3. Kareem Abdul-Jabbar, 1972-73
Stats: 30.2 points, 16.1 rebounds, 5.0 assists, 21.9 win shares
Winner: Dave Cowens (20.5 points, 16.2 rebounds, 4.1 assists, 12.0 win shares)
Abdul-Jabbar dominated the NBA immediately as a rookie in 1969 and didn’t stop until almost 1990. But his 1972-73 season was one of his best. His averages were great, of course, but what stood out were the 21.9 win shares, good for seventh on the all-time single-season list.
Did they get it right? Oh dear. This could be the most egregious MVP snub of all time. Cowens was clearly given the award in part because the
won 68 games, the second-highest total in NBA history at that point. But it’s not like Kareem’s Bucks were mediocre — they won 60 games and won their division. In addition to victories in every statistical category, Abdul-Jabbar nearly doubled Cowens’ win shares, and demolished him in field goal percentage, 55 percent to 45 percent. Kareem had won the MVP two years in a row prior to that season, so the only logical explanation is that voters didn’t want to give it to him three straight years. He was third in first-place votes, behind Cowens and Tiny Archibald.
2. Oscar Robertson, 1961-62 Cincinnati Royals
Stats: 30.8 points, 12.5 rebounds, 11.4 assists, 15.6 win shares
Winner: Bill Russell (18.9 points, 23.6 rebounds, 4.5 assists, 15.5 win shares)
Robertson long held the distinction of being the only player to average a triple-double for an entire NBA season, but Russell Westbrook joined him this year. Robertson also held the record for the most triple-doubles in a season with 41 … but Westbrook broke that one as well. Still, the Big O had one of the most impressive statistical seasons in NBA history. Teams averaged far more points back then (118.8 in 1961-62 compared to 105.6 in 2016-17), leading to more shot attempts, which ultimately leads to more rebounds and assists. But even with the inflated stats, nobody had ever done what Robertson accomplished, so that counts for something.

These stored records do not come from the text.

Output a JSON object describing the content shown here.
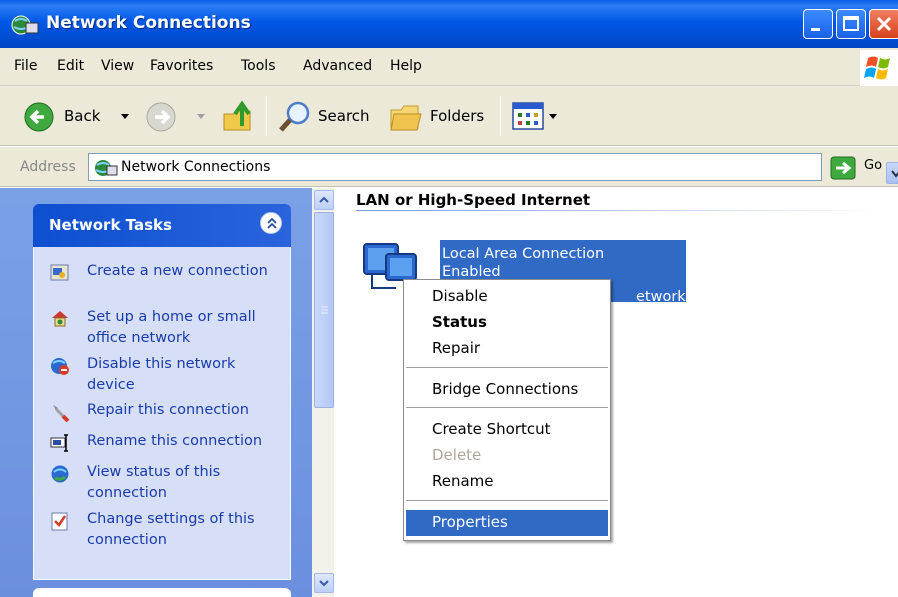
{
  "window": {
    "title": "Network Connections"
  },
  "menu": [
    "File",
    "Edit",
    "View",
    "Favorites",
    "Tools",
    "Advanced",
    "Help"
  ],
  "toolbar": {
    "back_label": "Back",
    "search_label": "Search",
    "folders_label": "Folders"
  },
  "address": {
    "label": "Address",
    "value": "Network Connections",
    "go_label": "Go"
  },
  "tasks": {
    "title": "Network Tasks",
    "items": [
      {
        "label": "Create a new connection",
        "icon": "new-connection-icon"
      },
      {
        "label": "Set up a home or small office network",
        "icon": "home-network-icon"
      },
      {
        "label": "Disable this network device",
        "icon": "disable-device-icon"
      },
      {
        "label": "Repair this connection",
        "icon": "repair-icon"
      },
      {
        "label": "Rename this connection",
        "icon": "rename-icon"
      },
      {
        "label": "View status of this connection",
        "icon": "status-icon"
      },
      {
        "label": "Change settings of this connection",
        "icon": "settings-icon"
      }
    ]
  },
  "main": {
    "group_title": "LAN or High-Speed Internet",
    "connection": {
      "name": "Local Area Connection",
      "status": "Enabled",
      "device_tail": "etwork ..."
    }
  },
  "context_menu": {
    "items": [
      "Disable",
      "Status",
      "Repair",
      "Bridge Connections",
      "Create Shortcut",
      "Delete",
      "Rename",
      "Properties"
    ],
    "selected": "Properties",
    "disabled": [
      "Delete"
    ],
    "default": "Status"
  },
  "colors": {
    "titlebar": "#0058e6",
    "selection": "#316ac5",
    "taskpane": "#7aa1e6"
  }
}
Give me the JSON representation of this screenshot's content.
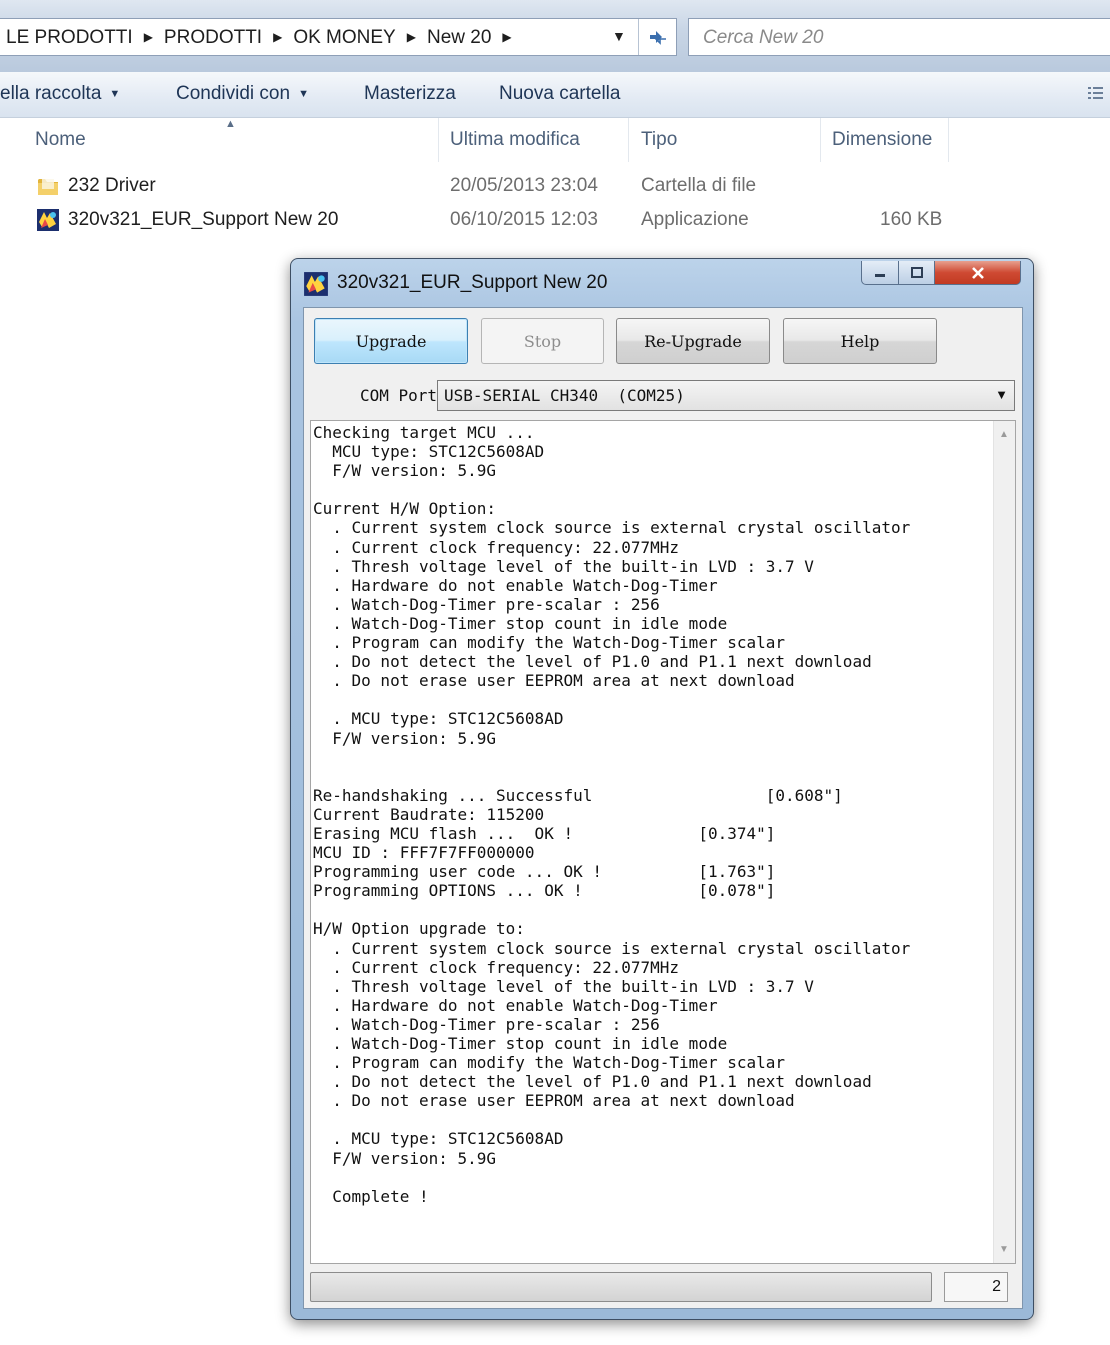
{
  "explorer": {
    "breadcrumbs": [
      "LE PRODOTTI",
      "PRODOTTI",
      "OK MONEY",
      "New 20"
    ],
    "search_placeholder": "Cerca New 20",
    "toolbar": {
      "include_in_library": "ella raccolta",
      "share_with": "Condividi con",
      "burn": "Masterizza",
      "new_folder": "Nuova cartella"
    },
    "columns": {
      "name": "Nome",
      "modified": "Ultima modifica",
      "type": "Tipo",
      "size": "Dimensione"
    },
    "files": [
      {
        "name": "232 Driver",
        "modified": "20/05/2013 23:04",
        "type": "Cartella di file",
        "size": "",
        "icon": "folder-icon"
      },
      {
        "name": "320v321_EUR_Support New 20",
        "modified": "06/10/2015 12:03",
        "type": "Applicazione",
        "size": "160 KB",
        "icon": "app-icon"
      }
    ]
  },
  "dialog": {
    "title": "320v321_EUR_Support New 20",
    "buttons": {
      "upgrade": "Upgrade",
      "stop": "Stop",
      "reupgrade": "Re-Upgrade",
      "help": "Help"
    },
    "com_port_label": "COM Port",
    "com_port_value": "USB-SERIAL CH340  (COM25)",
    "log": "Checking target MCU ...\n  MCU type: STC12C5608AD\n  F/W version: 5.9G\n\nCurrent H/W Option:\n  . Current system clock source is external crystal oscillator\n  . Current clock frequency: 22.077MHz\n  . Thresh voltage level of the built-in LVD : 3.7 V\n  . Hardware do not enable Watch-Dog-Timer\n  . Watch-Dog-Timer pre-scalar : 256\n  . Watch-Dog-Timer stop count in idle mode\n  . Program can modify the Watch-Dog-Timer scalar\n  . Do not detect the level of P1.0 and P1.1 next download\n  . Do not erase user EEPROM area at next download\n\n  . MCU type: STC12C5608AD\n  F/W version: 5.9G\n\n\nRe-handshaking ... Successful                  [0.608\"]\nCurrent Baudrate: 115200\nErasing MCU flash ...  OK !             [0.374\"]\nMCU ID : FFF7F7FF000000\nProgramming user code ... OK !          [1.763\"]\nProgramming OPTIONS ... OK !            [0.078\"]\n\nH/W Option upgrade to:\n  . Current system clock source is external crystal oscillator\n  . Current clock frequency: 22.077MHz\n  . Thresh voltage level of the built-in LVD : 3.7 V\n  . Hardware do not enable Watch-Dog-Timer\n  . Watch-Dog-Timer pre-scalar : 256\n  . Watch-Dog-Timer stop count in idle mode\n  . Program can modify the Watch-Dog-Timer scalar\n  . Do not detect the level of P1.0 and P1.1 next download\n  . Do not erase user EEPROM area at next download\n\n  . MCU type: STC12C5608AD\n  F/W version: 5.9G\n\n  Complete !",
    "progress_fraction": 0,
    "counter": "2"
  }
}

Did they get it right? No. Bill Russell shouldn’t have won the MVP, but Robertson shouldn’t have won either. Both had similar win shares, but were far inferior when compated to another candidate who had probably the best statistical season of all time …
1. Wilt Chamberlain, 1961-62 Philadelphia Warriors
Stats: 50.4 points (not a typo), 25.7 rebounds (also not a typo), 2.4 assists, 23.1 win shares
Winner: Bill Russell (18.9 points, 23.6 rebounds, 4.5 assists, 15.5 win shares)
The two biggest MVP snubs in NBA history both came in the same season. Wilt is the only player to average 50 points per game in an NBA season, and he only did it once — during the 1961-62 season. He finished second in the MVP voting, and actually only garnered the third-most first-place votes, behind Russell and Robertson. On the surface, Chamberlain’s lack of votes comes down to wins. Russell was the best player on a 60-win Celtics team that went on to win the title, while Chamberlain only led his team to 49 wins.
Did they get it right? That’s a big fat no. Wilt’s monumental advantage in win shares (the fourth-highest in a single season of all time) suggests that Chamberlain took what would otherwise be a mediocre team and led them to a 49-31 record. That, in addition to the historical averages should have been enough to win him the award.